4. Once you’re ready to begin authoring your own messages, consider mentioning other users by their Twitter username (preceded by the @ sign) in your tweets. This can help you think of what to write, will draw more eyes to your message, and can even start a new conversation. Try posting a message mentioning a writer or person you admire – people often respond to tweets about themselves (they’re building their audience too!). You’ll see their response on your Mentions tab.

5. To find interesting accounts, click Discover at the top of your Twitter page. You can find and follow other accounts in these four ways: 1) browse accounts by category, 2) browse accounts that Twitter thinks might be of interest to you 3) import your address book contacts to find out which friends are already on Twitter, 4) search one-by-one for people or groups of interest (Hint: This is easiest if you have their Twitter name, usually available on their website).

6. I like to use Tweetdeck because you can schedule your tweets to post days, weeks (or even months or years) in advance at a specific time. Along with a basic tweet, you can include a hyperlink, or upload a picture or a video. The tweet will post to Twitter at the scheduled time. TweetDeck does not limit how many tweets you can save for future posting, but the program does require you to enter the tweets in and save them individually.

7. Open a Word document. If you compose all your tweets in a Word document first, you can keep a handy record of each one and you won’t have to reinvent the wheel each time.

And remember, you can remove any tweets you post that you don’t like, so don’t be shy!

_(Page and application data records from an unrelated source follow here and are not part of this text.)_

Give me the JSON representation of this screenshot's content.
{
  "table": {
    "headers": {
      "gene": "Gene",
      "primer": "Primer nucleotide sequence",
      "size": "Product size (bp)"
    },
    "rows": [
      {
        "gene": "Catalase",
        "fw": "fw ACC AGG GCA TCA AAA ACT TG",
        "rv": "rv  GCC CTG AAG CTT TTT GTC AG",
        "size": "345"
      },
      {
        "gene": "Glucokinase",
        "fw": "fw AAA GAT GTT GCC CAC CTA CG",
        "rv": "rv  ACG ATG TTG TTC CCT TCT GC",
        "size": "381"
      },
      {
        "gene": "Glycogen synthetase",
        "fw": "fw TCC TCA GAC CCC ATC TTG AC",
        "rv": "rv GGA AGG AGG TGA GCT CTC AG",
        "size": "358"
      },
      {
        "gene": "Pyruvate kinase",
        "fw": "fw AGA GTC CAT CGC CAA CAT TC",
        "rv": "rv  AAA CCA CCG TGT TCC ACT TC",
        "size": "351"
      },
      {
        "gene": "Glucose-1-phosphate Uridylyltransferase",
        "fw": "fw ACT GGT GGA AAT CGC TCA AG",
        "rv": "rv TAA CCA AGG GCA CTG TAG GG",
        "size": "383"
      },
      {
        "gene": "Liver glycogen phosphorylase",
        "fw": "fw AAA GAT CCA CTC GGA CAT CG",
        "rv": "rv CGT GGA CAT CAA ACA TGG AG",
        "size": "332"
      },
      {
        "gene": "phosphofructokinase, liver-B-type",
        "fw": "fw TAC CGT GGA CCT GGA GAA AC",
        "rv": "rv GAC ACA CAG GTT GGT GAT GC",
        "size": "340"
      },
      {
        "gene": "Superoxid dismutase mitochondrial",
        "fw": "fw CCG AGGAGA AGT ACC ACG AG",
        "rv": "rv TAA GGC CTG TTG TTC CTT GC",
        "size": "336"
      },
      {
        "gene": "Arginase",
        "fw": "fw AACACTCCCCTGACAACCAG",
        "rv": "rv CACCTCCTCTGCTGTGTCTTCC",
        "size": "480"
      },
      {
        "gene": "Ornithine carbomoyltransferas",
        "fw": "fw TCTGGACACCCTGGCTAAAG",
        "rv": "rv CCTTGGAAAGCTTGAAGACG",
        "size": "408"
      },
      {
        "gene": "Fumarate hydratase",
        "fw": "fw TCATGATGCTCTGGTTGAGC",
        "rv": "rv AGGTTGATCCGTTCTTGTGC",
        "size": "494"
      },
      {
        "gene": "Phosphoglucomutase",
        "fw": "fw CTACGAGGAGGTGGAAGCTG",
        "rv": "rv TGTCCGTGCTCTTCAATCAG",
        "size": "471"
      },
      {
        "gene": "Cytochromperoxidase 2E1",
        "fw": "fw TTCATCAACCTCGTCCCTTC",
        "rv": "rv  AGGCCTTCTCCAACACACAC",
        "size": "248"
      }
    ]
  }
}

Checklist:

1. Open a Twitter account.
2. Follow ten people
3. Open a Word document and write 5 tweets.
4. Send them!